Chabahar is situated on the Makran Coast of the Sistan and Baluchestan province of Iran and is officially designated as a Free Trade and Industrial Zone by Iran’s government. Due to its free trade zone status, the city has increased in significance in international trade. The overwhelming majority of the city’s inhabitants are ethnic Baluch of Iran, who speak their native Baluchi language in addition to Persian.
The name Chabahar is a shortened form of Chahar Bahar meaning “four springs”, a name for a place where all four seasons of the year are spring time.
There is a fishing village and former port named Tis in Chabahar’s neighbourhood, which dates from 2500 BC, known in Alexander the Great’s conquests as Tiz, eventually renamed Tis. In addition, in his book Aqd al-Ala lel-Moghefe al Ahla, Afdhal al-Din abu Hamid Kermani wrote in 1188 CE about the port of Tiz and its commerce and trade. According to the scholar and historian, Alberuni, author of an encyclopedic work on India called “Tarikh Al-Hind”, the seacoast of India commences with Tiz or modern Chabahar. Tis was formerly an active commercial port and was destroyed by the Mongols. There are still some ruins in the village. The Portuguese were the first colonial country to attack the Makran (Oman) Sea. The Portuguese forces under Afonso de Albuquerque gained control of Chabahar and Tis, staying there until 1621 CE. The British, and later the Portuguese in the 17th century (1616 CE), entered this region.

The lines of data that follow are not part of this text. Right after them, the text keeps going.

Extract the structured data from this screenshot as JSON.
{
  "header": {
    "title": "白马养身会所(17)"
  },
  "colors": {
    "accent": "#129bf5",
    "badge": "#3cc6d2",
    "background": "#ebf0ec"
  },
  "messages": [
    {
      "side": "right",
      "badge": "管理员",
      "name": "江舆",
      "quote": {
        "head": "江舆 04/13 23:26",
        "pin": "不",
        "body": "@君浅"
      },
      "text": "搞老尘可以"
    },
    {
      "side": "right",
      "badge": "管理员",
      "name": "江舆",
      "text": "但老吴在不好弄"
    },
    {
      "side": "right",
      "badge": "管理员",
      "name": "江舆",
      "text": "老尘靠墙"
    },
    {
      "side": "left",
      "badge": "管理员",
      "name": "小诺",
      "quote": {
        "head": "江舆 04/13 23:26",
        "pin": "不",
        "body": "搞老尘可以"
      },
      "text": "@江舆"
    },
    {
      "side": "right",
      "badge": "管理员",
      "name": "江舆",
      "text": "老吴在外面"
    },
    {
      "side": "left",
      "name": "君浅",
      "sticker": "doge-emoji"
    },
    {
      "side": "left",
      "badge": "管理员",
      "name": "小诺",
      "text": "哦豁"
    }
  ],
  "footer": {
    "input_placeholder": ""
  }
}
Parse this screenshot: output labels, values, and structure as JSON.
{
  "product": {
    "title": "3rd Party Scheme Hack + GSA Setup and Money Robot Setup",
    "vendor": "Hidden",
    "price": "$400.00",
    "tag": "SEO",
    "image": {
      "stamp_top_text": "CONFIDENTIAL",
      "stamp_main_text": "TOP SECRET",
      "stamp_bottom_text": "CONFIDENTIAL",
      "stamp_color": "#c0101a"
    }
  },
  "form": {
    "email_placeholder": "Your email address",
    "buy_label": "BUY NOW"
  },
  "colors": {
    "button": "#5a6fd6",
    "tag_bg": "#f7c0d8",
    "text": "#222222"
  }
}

Modern Chabahar dates back to around 1970 CE. when it was declared a municipality and large port projects were started by order of Mohammad Reza Pahlavi. A modern naval and airbase was established as part of the Shah’s policy of making Iran into a dominant power in the Indian Ocean. At that time these and other development projects in and around Chabahar involved the extensive participation of foreign companies, especially from the United States. After the 1979 CE. revolution the foreign companies left the projects and Iranian public companies linked to the Ministry of Jahad-e Sazandegi (or jihad for construction) took them over. The Iran–Iraq War caused Chabahar to gain in logistical and strategic importance. War brought insecurity to the Strait of Hormuz and ships were unable to enter the Persian Gulf. Accordingly, Chabahar became a major port during the war. In the 1980s the Iranian government developed a new scheme named the Eastern Axis Development Scheme, which aimed to use Chabahar’s geographical position as a regional development tool to stimulate economic growth in the eastern provinces. The establishment of the Chabahar Free Trade-Industrial Zone in 1992 resulting from the EAD Scheme brought development and encouraged immigration from other parts of the country to Chabahar.